§ TASK DETAILS:
Give back exactly the lines spanning from the one containing "Extract the structured" to the final line of the records below, and no others.
** RECORDS FOR THIS TASK follows **
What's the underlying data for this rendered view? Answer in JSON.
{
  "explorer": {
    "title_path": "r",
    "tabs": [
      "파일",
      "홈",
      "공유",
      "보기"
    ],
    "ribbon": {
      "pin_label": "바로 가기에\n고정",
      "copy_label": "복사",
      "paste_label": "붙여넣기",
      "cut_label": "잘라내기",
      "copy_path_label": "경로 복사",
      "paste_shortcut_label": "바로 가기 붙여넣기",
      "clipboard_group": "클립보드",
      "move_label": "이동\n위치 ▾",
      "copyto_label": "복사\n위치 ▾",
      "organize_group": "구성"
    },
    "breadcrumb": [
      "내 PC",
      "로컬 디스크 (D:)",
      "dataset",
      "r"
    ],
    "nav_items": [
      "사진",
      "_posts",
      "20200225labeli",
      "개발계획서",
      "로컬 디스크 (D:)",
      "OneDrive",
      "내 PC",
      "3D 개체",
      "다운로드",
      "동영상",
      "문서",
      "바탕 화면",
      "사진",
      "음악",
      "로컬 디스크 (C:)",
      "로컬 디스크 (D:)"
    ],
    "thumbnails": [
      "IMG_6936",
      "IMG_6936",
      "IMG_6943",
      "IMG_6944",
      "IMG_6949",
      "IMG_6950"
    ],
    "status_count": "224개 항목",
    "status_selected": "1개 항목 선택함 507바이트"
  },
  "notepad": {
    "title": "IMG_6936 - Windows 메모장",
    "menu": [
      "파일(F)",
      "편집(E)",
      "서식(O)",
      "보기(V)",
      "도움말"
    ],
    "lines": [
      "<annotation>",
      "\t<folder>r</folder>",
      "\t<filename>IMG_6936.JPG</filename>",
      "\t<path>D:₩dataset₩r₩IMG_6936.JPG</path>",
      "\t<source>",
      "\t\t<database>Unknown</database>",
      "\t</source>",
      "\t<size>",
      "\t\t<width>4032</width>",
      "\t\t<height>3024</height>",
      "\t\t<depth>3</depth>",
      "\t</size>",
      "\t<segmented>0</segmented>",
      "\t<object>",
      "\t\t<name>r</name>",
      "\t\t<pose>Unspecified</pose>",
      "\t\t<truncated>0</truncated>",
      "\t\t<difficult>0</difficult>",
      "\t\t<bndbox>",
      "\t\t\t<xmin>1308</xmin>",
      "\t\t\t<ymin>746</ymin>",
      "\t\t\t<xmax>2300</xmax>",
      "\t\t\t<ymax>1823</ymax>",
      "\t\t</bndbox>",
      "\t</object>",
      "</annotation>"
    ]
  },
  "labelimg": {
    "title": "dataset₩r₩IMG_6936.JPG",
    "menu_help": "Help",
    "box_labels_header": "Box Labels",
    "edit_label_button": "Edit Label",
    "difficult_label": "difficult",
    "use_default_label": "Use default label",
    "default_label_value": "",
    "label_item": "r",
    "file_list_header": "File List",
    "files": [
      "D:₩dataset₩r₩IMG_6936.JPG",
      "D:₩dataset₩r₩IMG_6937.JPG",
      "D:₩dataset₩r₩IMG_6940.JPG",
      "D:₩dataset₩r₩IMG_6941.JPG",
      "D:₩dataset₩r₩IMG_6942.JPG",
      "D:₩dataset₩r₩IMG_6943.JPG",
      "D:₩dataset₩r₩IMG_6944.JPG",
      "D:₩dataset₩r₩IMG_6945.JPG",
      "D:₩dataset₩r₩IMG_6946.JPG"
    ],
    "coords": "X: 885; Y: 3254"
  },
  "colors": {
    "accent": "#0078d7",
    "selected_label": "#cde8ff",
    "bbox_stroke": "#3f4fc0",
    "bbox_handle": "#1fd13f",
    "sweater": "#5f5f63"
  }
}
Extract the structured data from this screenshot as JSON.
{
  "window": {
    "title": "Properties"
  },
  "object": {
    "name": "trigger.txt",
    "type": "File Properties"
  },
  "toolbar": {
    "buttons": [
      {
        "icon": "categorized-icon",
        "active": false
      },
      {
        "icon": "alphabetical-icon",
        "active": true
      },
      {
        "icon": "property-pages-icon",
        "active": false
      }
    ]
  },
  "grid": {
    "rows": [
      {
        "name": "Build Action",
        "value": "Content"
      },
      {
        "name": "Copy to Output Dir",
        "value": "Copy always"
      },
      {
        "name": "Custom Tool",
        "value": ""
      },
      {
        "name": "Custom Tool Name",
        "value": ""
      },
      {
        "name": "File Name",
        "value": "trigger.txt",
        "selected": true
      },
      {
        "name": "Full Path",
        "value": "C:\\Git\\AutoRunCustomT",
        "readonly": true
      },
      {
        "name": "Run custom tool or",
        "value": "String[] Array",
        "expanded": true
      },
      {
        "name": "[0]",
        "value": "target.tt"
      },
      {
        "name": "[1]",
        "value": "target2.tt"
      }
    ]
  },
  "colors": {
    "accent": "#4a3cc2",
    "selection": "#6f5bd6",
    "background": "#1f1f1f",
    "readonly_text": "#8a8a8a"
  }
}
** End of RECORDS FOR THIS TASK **
§ EXERCISE SOLUTION:
Extract the structured data from this screenshot as JSON.
{
  "window": {
    "title": "Properties"
  },
  "object": {
    "name": "trigger.txt",
    "type": "File Properties"
  },
  "toolbar": {
    "buttons": [
      {
        "icon": "categorized-icon",
        "active": false
      },
      {
        "icon": "alphabetical-icon",
        "active": true
      },
      {
        "icon": "property-pages-icon",
        "active": false
      }
    ]
  },
  "grid": {
    "rows": [
      {
        "name": "Build Action",
        "value": "Content"
      },
      {
        "name": "Copy to Output Dir",
        "value": "Copy always"
      },
      {
        "name": "Custom Tool",
        "value": ""
      },
      {
        "name": "Custom Tool Name",
        "value": ""
      },
      {
        "name": "File Name",
        "value": "trigger.txt",
        "selected": true
      },
      {
        "name": "Full Path",
        "value": "C:\\Git\\AutoRunCustomT",
        "readonly": true
      },
      {
        "name": "Run custom tool or",
        "value": "String[] Array",
        "expanded": true
      },
      {
        "name": "[0]",
        "value": "target.tt"
      },
      {
        "name": "[1]",
        "value": "target2.tt"
      }
    ]
  },
  "colors": {
    "accent": "#4a3cc2",
    "selection": "#6f5bd6",
    "background": "#1f1f1f",
    "readonly_text": "#8a8a8a"
  }
}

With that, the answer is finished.